The chilly fall air was a relief after the pressed heat of hundreds of bodies inside the palace of Ba Sing Se. The ice-packed home where Katara had grown up had saw to it that she didn't need the wrap about her shoulders, unlike most of the other women that night. Still she wore one, if only for appearance's sake.
She wasn't alone in the gardens; several other people walked alone or in groups--getting "air" as she was. Stopping on a bridge over one of the many ponds, Katara leaned against the rail and looked down into the water below. In the torchlight, it became a perfect mirror, showing to her the gray streaks in her hair and the laugh lines long since etched by her eyes and mouth.
The sound of footsteps on the bridge alerted her to his presence, but she didn't bother to turn. In another moment, the watery image of Zuko joined hers in the pond.
"I should have known you'd be out here," he said by way of greeting as he leaned his elbows against the rail. Though his hair had turned from brown to slate, and his mouth was framed by a thin beard that ran down to his chest, his smile still held the same shyness of years before. It was both strange and comforting, Katara thought, how little they had changed.
"You fire-benders are all alike," Katara mocked with a lift of her chin. "You seem to think we water-benders are so predictable."
"And you never disappoint us, do you?" He countered with a dry chuckle. She shared in his laugh, and spared a glance behind them at the doors to the ballroom. The party still raged, and she could imagine Aang still ensconced in the middle of it.
"He was dancing with Toph when I left," Zuko supplied.
Her cheeks heated as she looked at the Fire Lord, and she chuckled at herself. Perhaps she was that predictable. "How's Mai?"
Zuko seemed to wilt a few degrees and he jerked his gaze away. Folding his arms on the railing, he stared down into the water. "She's... better," he replied with care, "Stronger. Not enough to travel, but she was able to get herself out of bed a few times this past summer."
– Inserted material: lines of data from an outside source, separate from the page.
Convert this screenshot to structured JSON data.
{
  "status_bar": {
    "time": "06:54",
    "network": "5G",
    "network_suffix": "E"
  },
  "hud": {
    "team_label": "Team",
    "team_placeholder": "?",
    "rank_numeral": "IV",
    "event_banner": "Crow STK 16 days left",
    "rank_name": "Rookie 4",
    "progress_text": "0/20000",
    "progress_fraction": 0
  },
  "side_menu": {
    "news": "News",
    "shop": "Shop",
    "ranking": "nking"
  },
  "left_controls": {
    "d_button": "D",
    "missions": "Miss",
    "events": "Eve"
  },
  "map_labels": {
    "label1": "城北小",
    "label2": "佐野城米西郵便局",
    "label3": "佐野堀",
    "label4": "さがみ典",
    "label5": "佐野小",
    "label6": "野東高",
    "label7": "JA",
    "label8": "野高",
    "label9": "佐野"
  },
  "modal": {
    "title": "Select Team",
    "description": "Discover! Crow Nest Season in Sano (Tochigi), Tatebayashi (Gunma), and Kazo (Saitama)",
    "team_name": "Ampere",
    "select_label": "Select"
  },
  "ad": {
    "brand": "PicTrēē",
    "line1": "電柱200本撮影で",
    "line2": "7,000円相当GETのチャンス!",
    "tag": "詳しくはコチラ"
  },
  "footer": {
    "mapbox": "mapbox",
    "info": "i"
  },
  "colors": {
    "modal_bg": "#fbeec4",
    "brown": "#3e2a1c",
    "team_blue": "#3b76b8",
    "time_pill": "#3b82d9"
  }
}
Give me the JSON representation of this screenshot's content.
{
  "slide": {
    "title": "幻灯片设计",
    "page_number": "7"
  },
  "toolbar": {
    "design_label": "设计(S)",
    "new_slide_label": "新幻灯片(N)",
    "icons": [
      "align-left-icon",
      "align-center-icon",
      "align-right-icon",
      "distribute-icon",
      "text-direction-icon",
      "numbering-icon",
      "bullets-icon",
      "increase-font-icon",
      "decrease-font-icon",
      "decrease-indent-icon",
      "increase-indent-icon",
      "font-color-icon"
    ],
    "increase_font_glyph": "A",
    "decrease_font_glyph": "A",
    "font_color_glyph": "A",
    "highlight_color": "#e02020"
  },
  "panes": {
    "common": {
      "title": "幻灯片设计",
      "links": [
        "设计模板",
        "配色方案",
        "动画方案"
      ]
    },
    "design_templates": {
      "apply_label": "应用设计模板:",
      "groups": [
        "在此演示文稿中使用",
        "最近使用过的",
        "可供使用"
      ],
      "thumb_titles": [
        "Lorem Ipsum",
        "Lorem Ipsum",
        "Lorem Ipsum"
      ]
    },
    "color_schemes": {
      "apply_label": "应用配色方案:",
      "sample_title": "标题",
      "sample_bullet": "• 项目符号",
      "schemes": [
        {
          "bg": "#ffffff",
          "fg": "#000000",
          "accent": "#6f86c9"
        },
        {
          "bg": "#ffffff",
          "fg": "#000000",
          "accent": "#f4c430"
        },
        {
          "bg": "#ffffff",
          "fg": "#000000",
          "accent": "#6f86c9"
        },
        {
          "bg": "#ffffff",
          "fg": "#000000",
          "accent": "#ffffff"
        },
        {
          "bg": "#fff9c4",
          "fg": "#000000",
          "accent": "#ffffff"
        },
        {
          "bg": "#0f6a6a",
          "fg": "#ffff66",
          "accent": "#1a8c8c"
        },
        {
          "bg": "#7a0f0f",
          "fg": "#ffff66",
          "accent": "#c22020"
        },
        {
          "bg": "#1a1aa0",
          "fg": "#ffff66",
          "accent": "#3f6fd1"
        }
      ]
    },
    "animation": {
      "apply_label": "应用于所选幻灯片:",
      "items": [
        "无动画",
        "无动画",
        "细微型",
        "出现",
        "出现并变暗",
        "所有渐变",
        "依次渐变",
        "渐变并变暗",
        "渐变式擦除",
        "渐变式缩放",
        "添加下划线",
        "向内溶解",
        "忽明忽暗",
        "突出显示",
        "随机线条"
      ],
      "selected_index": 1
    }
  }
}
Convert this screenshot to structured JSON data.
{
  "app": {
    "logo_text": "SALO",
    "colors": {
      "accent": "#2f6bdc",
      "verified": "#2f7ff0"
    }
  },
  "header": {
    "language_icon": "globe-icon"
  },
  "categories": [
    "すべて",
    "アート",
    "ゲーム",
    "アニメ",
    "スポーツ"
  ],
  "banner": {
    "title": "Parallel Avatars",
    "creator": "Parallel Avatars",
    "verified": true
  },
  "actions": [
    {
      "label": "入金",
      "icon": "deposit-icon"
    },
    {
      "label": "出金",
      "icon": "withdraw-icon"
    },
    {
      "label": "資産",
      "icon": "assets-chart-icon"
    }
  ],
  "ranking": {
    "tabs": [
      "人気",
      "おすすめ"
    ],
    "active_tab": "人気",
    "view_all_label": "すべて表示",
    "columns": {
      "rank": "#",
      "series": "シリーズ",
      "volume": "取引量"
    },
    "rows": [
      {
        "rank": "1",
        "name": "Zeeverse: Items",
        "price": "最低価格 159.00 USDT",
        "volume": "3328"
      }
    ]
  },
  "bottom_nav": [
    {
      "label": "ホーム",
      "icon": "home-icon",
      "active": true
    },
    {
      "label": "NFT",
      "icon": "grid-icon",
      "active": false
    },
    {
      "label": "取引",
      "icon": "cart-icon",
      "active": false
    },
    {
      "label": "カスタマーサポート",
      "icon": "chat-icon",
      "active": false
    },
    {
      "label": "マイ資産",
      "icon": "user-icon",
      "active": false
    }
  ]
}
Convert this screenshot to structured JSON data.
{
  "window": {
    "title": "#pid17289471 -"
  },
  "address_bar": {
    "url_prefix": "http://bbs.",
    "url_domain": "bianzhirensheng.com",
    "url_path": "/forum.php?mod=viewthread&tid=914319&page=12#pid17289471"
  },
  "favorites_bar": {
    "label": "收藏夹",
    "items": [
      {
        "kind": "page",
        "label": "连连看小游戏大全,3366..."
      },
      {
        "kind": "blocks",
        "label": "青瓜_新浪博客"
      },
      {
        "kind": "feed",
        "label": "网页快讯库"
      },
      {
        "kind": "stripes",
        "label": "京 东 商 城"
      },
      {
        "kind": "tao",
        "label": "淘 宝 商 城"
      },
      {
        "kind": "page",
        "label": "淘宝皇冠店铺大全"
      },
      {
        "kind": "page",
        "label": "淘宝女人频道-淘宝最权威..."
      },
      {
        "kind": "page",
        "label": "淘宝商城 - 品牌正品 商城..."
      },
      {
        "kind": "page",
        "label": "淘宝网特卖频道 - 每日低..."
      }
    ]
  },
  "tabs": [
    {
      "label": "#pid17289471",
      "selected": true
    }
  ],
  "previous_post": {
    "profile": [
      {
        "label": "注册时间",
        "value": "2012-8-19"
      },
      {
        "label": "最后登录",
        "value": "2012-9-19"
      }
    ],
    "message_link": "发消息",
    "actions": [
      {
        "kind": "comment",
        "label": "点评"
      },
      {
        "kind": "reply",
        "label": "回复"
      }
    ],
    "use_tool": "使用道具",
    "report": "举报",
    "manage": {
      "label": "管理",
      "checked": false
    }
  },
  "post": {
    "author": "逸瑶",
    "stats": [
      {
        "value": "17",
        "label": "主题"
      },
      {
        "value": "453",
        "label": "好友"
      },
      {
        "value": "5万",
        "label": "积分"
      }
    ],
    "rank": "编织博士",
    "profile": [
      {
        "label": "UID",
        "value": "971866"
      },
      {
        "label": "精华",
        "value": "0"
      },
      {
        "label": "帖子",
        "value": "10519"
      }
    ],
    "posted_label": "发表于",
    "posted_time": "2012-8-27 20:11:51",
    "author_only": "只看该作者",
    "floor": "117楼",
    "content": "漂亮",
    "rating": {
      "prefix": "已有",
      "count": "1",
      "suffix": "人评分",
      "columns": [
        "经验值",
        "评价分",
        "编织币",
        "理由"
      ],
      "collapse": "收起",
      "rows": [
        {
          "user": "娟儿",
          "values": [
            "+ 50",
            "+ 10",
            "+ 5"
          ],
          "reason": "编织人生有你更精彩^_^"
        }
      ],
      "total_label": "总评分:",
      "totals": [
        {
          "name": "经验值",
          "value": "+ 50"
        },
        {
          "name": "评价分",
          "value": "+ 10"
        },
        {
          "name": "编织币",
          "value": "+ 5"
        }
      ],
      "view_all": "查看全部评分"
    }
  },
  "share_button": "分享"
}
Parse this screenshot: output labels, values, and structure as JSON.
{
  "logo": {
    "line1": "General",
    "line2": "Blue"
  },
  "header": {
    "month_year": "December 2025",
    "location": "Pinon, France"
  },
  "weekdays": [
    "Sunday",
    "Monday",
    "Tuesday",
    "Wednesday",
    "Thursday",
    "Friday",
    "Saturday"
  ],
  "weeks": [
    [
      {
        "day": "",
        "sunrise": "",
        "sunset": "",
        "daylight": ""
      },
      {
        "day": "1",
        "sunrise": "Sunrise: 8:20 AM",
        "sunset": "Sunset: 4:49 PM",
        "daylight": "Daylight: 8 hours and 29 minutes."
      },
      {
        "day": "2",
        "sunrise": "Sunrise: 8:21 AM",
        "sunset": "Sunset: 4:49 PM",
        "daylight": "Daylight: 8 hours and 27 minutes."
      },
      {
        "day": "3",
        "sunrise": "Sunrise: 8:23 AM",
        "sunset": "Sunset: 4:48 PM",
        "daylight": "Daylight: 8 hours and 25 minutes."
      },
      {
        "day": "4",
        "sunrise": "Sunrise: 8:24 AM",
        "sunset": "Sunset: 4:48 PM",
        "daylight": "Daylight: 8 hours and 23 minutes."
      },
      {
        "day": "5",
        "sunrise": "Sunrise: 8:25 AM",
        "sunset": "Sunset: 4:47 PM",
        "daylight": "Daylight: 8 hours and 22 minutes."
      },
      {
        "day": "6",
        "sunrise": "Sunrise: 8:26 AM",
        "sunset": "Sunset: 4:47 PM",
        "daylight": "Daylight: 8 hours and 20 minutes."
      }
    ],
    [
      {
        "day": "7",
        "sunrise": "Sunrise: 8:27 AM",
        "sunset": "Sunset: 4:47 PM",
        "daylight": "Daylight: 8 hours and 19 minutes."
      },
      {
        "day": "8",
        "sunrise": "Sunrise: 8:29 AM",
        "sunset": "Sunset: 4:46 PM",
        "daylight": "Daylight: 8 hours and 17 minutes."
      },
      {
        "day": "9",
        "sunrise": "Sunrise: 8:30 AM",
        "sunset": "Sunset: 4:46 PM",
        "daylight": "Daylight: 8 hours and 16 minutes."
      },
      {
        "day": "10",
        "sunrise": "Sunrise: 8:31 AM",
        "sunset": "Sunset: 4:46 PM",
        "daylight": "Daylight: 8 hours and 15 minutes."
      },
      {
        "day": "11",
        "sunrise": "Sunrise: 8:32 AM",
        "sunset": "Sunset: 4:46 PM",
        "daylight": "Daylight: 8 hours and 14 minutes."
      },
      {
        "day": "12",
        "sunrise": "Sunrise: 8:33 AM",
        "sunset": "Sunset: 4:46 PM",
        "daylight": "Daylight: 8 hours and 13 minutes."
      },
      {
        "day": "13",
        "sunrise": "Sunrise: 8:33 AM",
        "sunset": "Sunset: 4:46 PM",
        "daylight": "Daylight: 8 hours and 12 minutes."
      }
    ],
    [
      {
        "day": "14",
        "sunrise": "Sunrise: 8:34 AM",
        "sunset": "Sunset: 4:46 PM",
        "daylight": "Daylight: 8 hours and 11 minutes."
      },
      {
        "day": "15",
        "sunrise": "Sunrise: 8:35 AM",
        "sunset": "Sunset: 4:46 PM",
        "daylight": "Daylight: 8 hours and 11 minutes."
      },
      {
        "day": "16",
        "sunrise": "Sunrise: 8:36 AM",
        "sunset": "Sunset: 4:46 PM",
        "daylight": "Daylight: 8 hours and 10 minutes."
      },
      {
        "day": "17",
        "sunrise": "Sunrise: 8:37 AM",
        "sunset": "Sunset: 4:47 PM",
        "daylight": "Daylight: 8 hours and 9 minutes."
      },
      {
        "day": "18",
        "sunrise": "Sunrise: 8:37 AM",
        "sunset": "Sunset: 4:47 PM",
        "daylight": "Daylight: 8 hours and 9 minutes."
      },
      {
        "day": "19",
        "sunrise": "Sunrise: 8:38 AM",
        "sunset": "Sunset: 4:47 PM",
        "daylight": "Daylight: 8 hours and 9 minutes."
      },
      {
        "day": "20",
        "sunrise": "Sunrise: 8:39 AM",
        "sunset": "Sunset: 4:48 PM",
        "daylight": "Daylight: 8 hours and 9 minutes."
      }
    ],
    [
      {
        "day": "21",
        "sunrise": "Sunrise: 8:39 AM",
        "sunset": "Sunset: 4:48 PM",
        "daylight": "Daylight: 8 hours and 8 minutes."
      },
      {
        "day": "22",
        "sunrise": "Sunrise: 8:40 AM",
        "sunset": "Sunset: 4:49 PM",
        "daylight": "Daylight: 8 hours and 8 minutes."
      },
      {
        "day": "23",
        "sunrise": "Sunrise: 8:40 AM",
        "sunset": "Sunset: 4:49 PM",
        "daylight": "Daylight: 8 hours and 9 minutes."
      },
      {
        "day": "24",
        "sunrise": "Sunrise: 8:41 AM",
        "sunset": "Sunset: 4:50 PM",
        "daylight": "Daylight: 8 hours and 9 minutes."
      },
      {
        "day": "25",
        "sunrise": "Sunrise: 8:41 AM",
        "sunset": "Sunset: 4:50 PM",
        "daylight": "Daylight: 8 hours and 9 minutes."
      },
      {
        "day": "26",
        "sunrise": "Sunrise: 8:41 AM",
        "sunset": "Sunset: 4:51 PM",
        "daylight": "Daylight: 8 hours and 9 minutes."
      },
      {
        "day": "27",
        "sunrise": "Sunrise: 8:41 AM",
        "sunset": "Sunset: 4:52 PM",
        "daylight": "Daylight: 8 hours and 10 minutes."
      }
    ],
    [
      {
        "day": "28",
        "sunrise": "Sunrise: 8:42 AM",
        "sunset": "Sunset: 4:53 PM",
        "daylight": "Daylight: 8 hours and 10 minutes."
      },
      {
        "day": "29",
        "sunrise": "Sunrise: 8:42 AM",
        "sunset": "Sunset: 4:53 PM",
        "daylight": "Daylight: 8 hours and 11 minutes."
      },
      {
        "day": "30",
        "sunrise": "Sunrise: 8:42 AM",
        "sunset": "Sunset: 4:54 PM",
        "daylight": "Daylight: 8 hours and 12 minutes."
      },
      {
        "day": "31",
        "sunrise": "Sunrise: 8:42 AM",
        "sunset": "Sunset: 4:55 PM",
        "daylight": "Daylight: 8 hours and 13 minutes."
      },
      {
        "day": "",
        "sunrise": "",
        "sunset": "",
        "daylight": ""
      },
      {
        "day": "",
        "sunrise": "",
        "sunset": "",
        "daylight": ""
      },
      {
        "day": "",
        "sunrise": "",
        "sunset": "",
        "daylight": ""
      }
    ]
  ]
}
After a moment, he added with a hard swallow, "I didn't really want to come this year."
"Mmm," Katara hummed, "Have the doctors--"
"They don't know," Zuko cut her off, then winced. "Sorry, Katara, I didn't mean to..."
"It's okay," she assured him with a hand to his forearm. Zuko lifted his eyes to her and for a moment they caught her own. It was like sinking, she thought. A tug at the bottom of her stomach, pulling her downward.
In another moment, they'd each torn their gaze away; Zuko to the party, and she to the pond. Her reflection reminded her, even if her emotions denied it, that she was no longer a teenager; she had responsibilities, children, a husband whom she loved--and he had his wife, his kids, his country.
It was ridiculous, she reminded herself, and not for the first time. There was no reason--no logical reason--for her to be out here, with him.
"Mai is a fighter," she heard herself say, "She's pulled through worse."
"Thank you," he breathed. In the reflection below, he stared at her, and she at him. Then, he pushed away from the rail.
Zuko made it to the end of the bridge before he stopped and turned back to her. "Katara."
Katara lifted her head, catching his eyes once again, now that they were at a safe distance. He seemed to hesitate a moment before asking, in a quiet voice so that they would not be overheard. "Have you ever thought... if things had been different..."
"No," she breathed.
"Me neither," he agreed after a moment. Silence hung between them, a chasm neither dared to cross, and then, once again, he turned his back to her.
On his way inside, Zuko gave a curt nod to Aang as the Avatar made his way outside. Katara held her place, and when Aang neared her, she extended her hand for his. As her husband wrapped his arms about her, she knew that she was happy here... no matter that she wondered.